U.S. forests are so vast, that they cover approximately 33% of the country’s surface and are managed by selective harvesting method. This means that when architects, designers or manufacturers specify American hardwoods for their projects, the wood they use is replaced in a matter of seconds in the American forests, thanks to its natural growth. Some American hardwood species grow so quickly and in volumes so high that their growth far exceeds their utilization, which is why U.S. hardwood forests are an expanding resource.
In addition to being very abundant and in some cases underused, American hardwood is a material with an incredibly low carbon footprint. Trees, as they grow, absorb carbon from the atmosphere and store it as they are harvested, transported, processed and converted into furniture, buildings, or products. Wood objects continue to retain carbon until they decompose at the end of their useful life. These factors make American hardwood an incredibly sustainable material choice with a very low environmental impact.
Each object resulting from The Workshop of Dreams has been subjected to an environmental life cycle assessment, which demonstrates all of the above in a scientific way. In addition to quantifying the different environmental impacts resulting from the fabrication of each piece – such as the carbon footprint and the acidification and global warming potentials – LCA provides a qualitative analysis of other more complicated impacts – such as biodiversity and land use.
Thanks to this analysis we are able to know three key figures on each of the products manufactured in this project:
- The carbon footprint of the product made of wood, from the forest to the final destination
- The amount of carbon dioxide equivalent it stores
- The time it takes for U.S. forests to replace the wood harvested to make it, with new growth

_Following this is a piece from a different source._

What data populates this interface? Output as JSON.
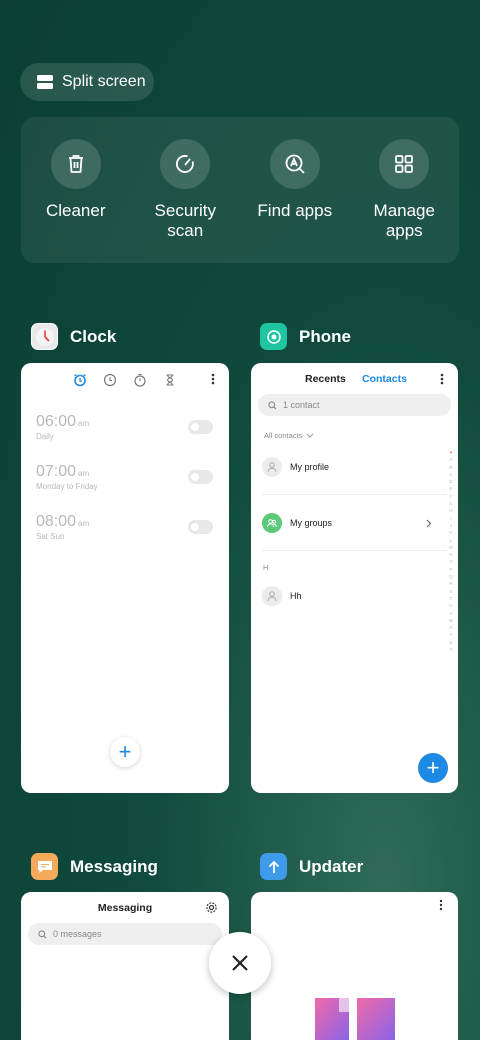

The carbon footprint
Two types of information are needed to calculate the carbon footprint of each object. The first is the amount of carbon dioxide equivalent emitted when each object is made. This figure includes greenhouse gas emissions during logging, drying, processing, transportation and fabrication of the material.
The second is called “carbon offsets” and represents the amount of carbon emissions that would be avoided if the wood used to make the object was used as fuel, in place of fossil fuels that are harmful to the environment.
These two figures allow us to determine the carbon footprint of each of the objects.
The amount of stored carbon dioxide
Taking into account the volume of wood used in each object and the growth characteristics of the selected American hardwood species, an equivalent amount of carbon dioxide can be calculated that has been absorbed by the trees during their growth and is then stored (or sequestered ) by the object, once manufactured.
This figure is especially interesting and quite specific for American hardwood. U.S. hardwood forests are so large and the trees are harvested so selectively that the timber that is logged, dried and processed to make products is replaced naturally in the American forests in a matter of seconds.
Using the U.S. Forest Service Inventory and Analysis (FIA) <http://www.fia.fed.us/>, it is possible to determine the speed at which each species of American hardwood grows and, therefore, it is possible to calculate the time that it takes to replace the material used in each object with new growth in the incredible American forests. The FIA records the growth of each species of American hardwood, every year, by county, throughout the USA.